- [Dataset rows describing interfaces]:
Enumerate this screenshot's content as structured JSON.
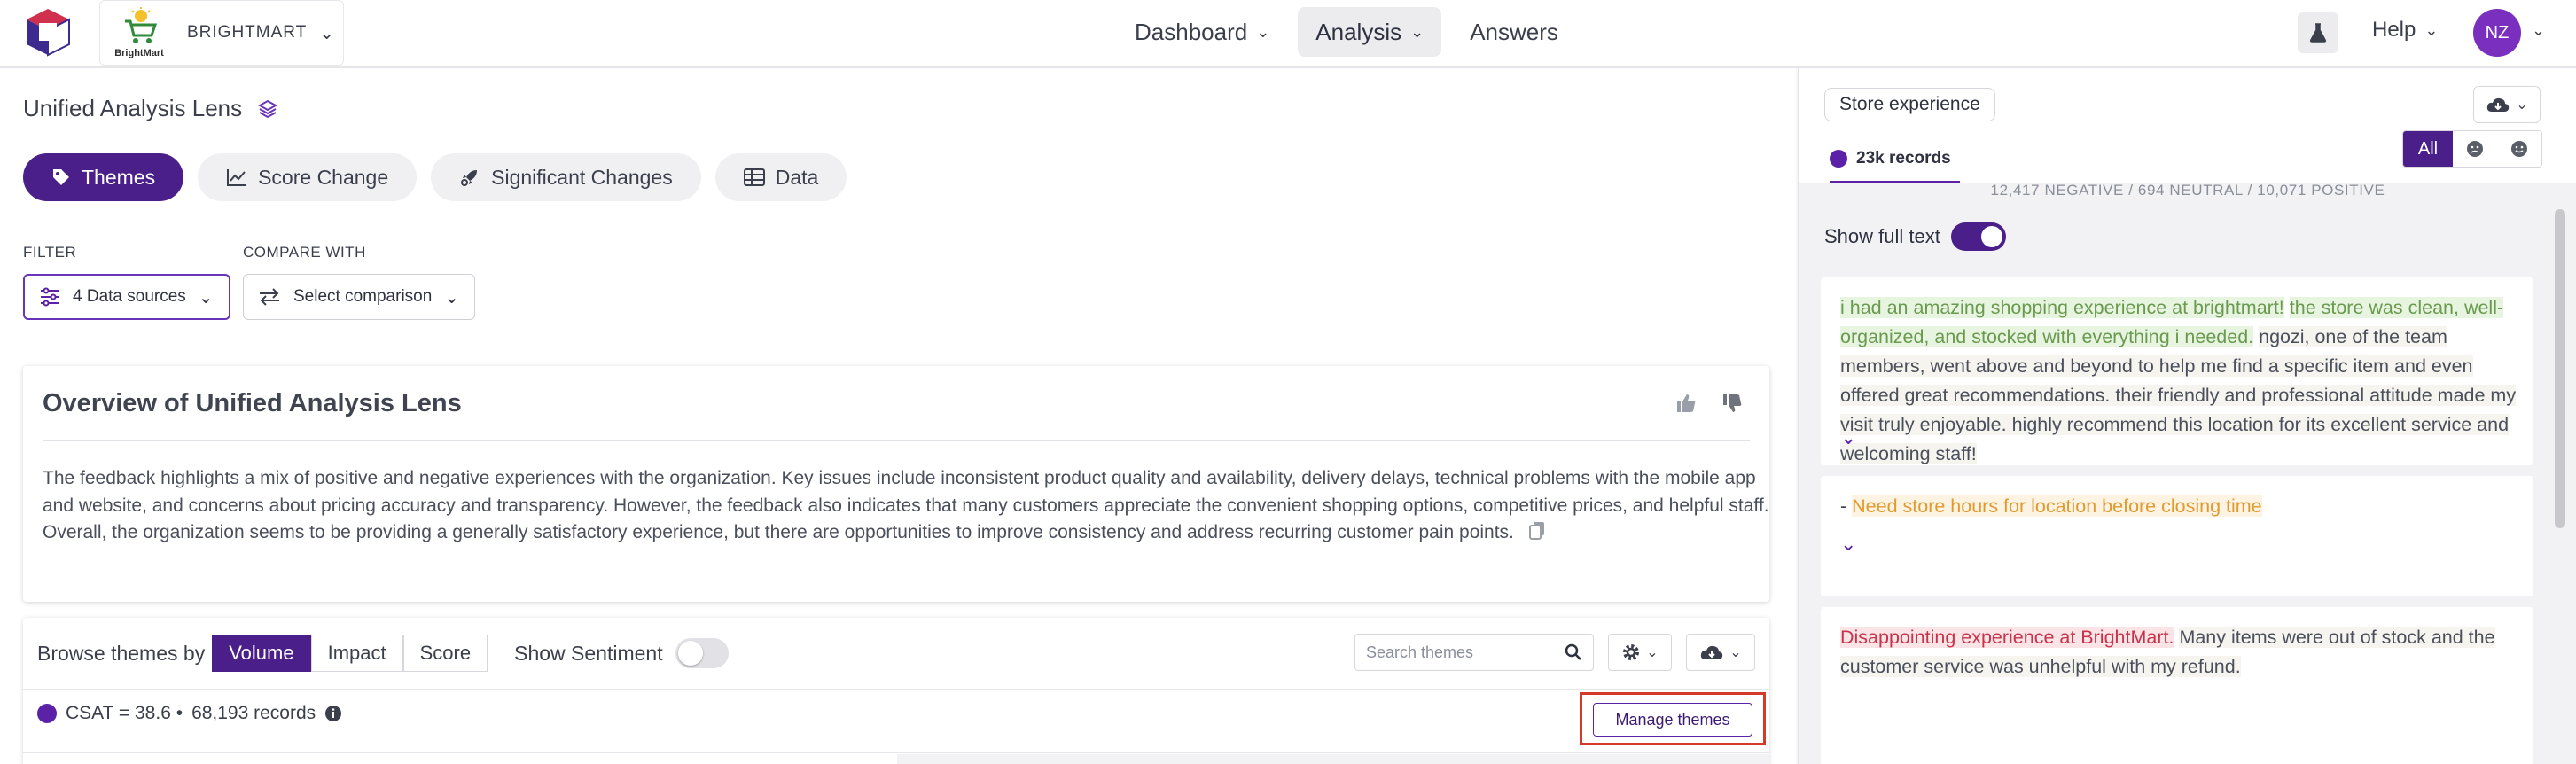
{
  "topbar": {
    "brand_name": "BRIGHTMART",
    "brand_logo_caption": "BrightMart",
    "nav": [
      {
        "label": "Dashboard",
        "active": false
      },
      {
        "label": "Analysis",
        "active": true
      },
      {
        "label": "Answers",
        "active": false
      }
    ],
    "help_label": "Help",
    "avatar_initials": "NZ"
  },
  "page": {
    "title": "Unified Analysis Lens",
    "tabs": [
      {
        "label": "Themes",
        "icon": "tag-icon",
        "active": true
      },
      {
        "label": "Score Change",
        "icon": "chart-line-icon",
        "active": false
      },
      {
        "label": "Significant Changes",
        "icon": "rocket-icon",
        "active": false
      },
      {
        "label": "Data",
        "icon": "table-icon",
        "active": false
      }
    ],
    "filter_label": "FILTER",
    "filter_value": "4 Data sources",
    "compare_label": "COMPARE WITH",
    "compare_value": "Select comparison"
  },
  "overview": {
    "title": "Overview of Unified Analysis Lens",
    "text": "The feedback highlights a mix of positive and negative experiences with the organization. Key issues include inconsistent product quality and availability, delivery delays, technical problems with the mobile app and website, and concerns about pricing accuracy and transparency. However, the feedback also indicates that many customers appreciate the convenient shopping options, competitive prices, and helpful staff. Overall, the organization seems to be providing a generally satisfactory experience, but there are opportunities to improve consistency and address recurring customer pain points."
  },
  "browse": {
    "label": "Browse themes by",
    "options": [
      "Volume",
      "Impact",
      "Score"
    ],
    "selected": "Volume",
    "show_sentiment_label": "Show Sentiment",
    "search_placeholder": "Search themes",
    "csat_text": "CSAT = 38.6 •",
    "records_text": "68,193 records",
    "manage_label": "Manage themes"
  },
  "right": {
    "chip_label": "Store experience",
    "records_tab": "23k records",
    "sentiment_filter": "All",
    "counts": "12,417 NEGATIVE / 694 NEUTRAL / 10,071 POSITIVE",
    "full_text_label": "Show full text",
    "cards": [
      {
        "pos1": "i had an amazing shopping experience at brightmart!",
        "pos2": "the store was clean, well-organized, and stocked with everything i needed.",
        "rest": "ngozi, one of the team members, went above and beyond to help me find a specific item and even offered great recommendations. their friendly and professional attitude made my visit truly enjoyable. highly recommend this location for its excellent service and welcoming staff!"
      },
      {
        "prefix": "- ",
        "warn": "Need store hours for location before closing time"
      },
      {
        "neg": "Disappointing experience at BrightMart.",
        "rest": "Many items were out of stock and the customer service was unhelpful with my refund."
      }
    ]
  },
  "colors": {
    "brand_purple": "#4b1f8a",
    "accent_purple": "#5b22a8",
    "positive": "#6a9a4f",
    "warning": "#e19a2e",
    "negative": "#c8334b",
    "highlight_box": "#d43a2a"
  }
}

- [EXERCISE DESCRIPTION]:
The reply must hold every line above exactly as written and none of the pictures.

- [OUTPUT OF THE TASK]:
Enumerate this screenshot's content as structured JSON.
{
  "topbar": {
    "brand_name": "BRIGHTMART",
    "brand_logo_caption": "BrightMart",
    "nav": [
      {
        "label": "Dashboard",
        "active": false
      },
      {
        "label": "Analysis",
        "active": true
      },
      {
        "label": "Answers",
        "active": false
      }
    ],
    "help_label": "Help",
    "avatar_initials": "NZ"
  },
  "page": {
    "title": "Unified Analysis Lens",
    "tabs": [
      {
        "label": "Themes",
        "icon": "tag-icon",
        "active": true
      },
      {
        "label": "Score Change",
        "icon": "chart-line-icon",
        "active": false
      },
      {
        "label": "Significant Changes",
        "icon": "rocket-icon",
        "active": false
      },
      {
        "label": "Data",
        "icon": "table-icon",
        "active": false
      }
    ],
    "filter_label": "FILTER",
    "filter_value": "4 Data sources",
    "compare_label": "COMPARE WITH",
    "compare_value": "Select comparison"
  },
  "overview": {
    "title": "Overview of Unified Analysis Lens",
    "text": "The feedback highlights a mix of positive and negative experiences with the organization. Key issues include inconsistent product quality and availability, delivery delays, technical problems with the mobile app and website, and concerns about pricing accuracy and transparency. However, the feedback also indicates that many customers appreciate the convenient shopping options, competitive prices, and helpful staff. Overall, the organization seems to be providing a generally satisfactory experience, but there are opportunities to improve consistency and address recurring customer pain points."
  },
  "browse": {
    "label": "Browse themes by",
    "options": [
      "Volume",
      "Impact",
      "Score"
    ],
    "selected": "Volume",
    "show_sentiment_label": "Show Sentiment",
    "search_placeholder": "Search themes",
    "csat_text": "CSAT = 38.6 •",
    "records_text": "68,193 records",
    "manage_label": "Manage themes"
  },
  "right": {
    "chip_label": "Store experience",
    "records_tab": "23k records",
    "sentiment_filter": "All",
    "counts": "12,417 NEGATIVE / 694 NEUTRAL / 10,071 POSITIVE",
    "full_text_label": "Show full text",
    "cards": [
      {
        "pos1": "i had an amazing shopping experience at brightmart!",
        "pos2": "the store was clean, well-organized, and stocked with everything i needed.",
        "rest": "ngozi, one of the team members, went above and beyond to help me find a specific item and even offered great recommendations. their friendly and professional attitude made my visit truly enjoyable. highly recommend this location for its excellent service and welcoming staff!"
      },
      {
        "prefix": "- ",
        "warn": "Need store hours for location before closing time"
      },
      {
        "neg": "Disappointing experience at BrightMart.",
        "rest": "Many items were out of stock and the customer service was unhelpful with my refund."
      }
    ]
  },
  "colors": {
    "brand_purple": "#4b1f8a",
    "accent_purple": "#5b22a8",
    "positive": "#6a9a4f",
    "warning": "#e19a2e",
    "negative": "#c8334b",
    "highlight_box": "#d43a2a"
  }
}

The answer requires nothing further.